***** DATASET EXCERPTS *****
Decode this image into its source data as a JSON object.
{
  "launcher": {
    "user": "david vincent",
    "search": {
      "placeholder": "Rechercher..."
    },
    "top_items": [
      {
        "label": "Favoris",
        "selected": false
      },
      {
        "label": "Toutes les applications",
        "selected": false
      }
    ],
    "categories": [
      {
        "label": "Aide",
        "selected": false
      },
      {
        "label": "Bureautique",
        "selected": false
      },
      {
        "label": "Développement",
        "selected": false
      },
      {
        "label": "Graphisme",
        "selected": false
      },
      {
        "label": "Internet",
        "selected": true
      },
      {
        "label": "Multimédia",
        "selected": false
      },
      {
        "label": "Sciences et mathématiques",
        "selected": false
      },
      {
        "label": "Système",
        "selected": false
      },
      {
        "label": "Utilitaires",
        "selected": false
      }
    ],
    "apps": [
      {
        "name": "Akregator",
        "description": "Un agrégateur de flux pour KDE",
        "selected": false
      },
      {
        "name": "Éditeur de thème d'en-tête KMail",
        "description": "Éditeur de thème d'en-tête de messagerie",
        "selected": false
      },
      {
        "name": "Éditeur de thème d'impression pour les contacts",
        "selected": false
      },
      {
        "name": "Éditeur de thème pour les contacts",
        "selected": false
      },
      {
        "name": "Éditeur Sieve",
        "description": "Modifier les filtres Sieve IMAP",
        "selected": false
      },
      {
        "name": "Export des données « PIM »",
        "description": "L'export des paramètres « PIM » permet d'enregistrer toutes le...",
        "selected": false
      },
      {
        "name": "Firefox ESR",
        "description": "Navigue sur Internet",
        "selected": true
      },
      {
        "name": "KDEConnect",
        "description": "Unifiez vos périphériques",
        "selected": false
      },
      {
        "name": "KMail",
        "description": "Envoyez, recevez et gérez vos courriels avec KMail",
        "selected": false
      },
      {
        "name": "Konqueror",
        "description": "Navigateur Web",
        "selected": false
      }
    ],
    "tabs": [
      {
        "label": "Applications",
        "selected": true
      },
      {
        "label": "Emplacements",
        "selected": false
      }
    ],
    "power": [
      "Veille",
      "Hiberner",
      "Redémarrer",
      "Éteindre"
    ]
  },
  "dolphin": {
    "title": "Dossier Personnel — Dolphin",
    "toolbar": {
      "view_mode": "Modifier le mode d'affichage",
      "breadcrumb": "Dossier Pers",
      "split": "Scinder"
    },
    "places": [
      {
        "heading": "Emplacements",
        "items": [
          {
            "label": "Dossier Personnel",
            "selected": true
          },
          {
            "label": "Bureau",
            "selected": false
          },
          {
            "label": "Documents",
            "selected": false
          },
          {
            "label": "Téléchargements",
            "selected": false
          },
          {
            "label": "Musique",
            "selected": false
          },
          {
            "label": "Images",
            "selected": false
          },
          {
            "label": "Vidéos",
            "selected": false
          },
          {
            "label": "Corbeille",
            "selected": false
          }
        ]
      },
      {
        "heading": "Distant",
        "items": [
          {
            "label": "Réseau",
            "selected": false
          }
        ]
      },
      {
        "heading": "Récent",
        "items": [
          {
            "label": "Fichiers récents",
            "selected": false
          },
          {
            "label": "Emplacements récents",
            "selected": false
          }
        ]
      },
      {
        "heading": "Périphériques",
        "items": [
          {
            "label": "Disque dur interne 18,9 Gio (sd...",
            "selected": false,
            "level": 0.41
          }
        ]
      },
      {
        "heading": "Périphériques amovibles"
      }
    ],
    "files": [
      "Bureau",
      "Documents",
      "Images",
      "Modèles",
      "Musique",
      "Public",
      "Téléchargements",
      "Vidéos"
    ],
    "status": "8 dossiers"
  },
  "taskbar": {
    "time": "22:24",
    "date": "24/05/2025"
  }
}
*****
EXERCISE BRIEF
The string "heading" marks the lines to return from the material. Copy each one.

EXERCISE RESPONSE
        "heading": "Emplacements",
        "heading": "Distant",
        "heading": "Récent",
        "heading": "Périphériques",
        "heading": "Périphériques amovibles"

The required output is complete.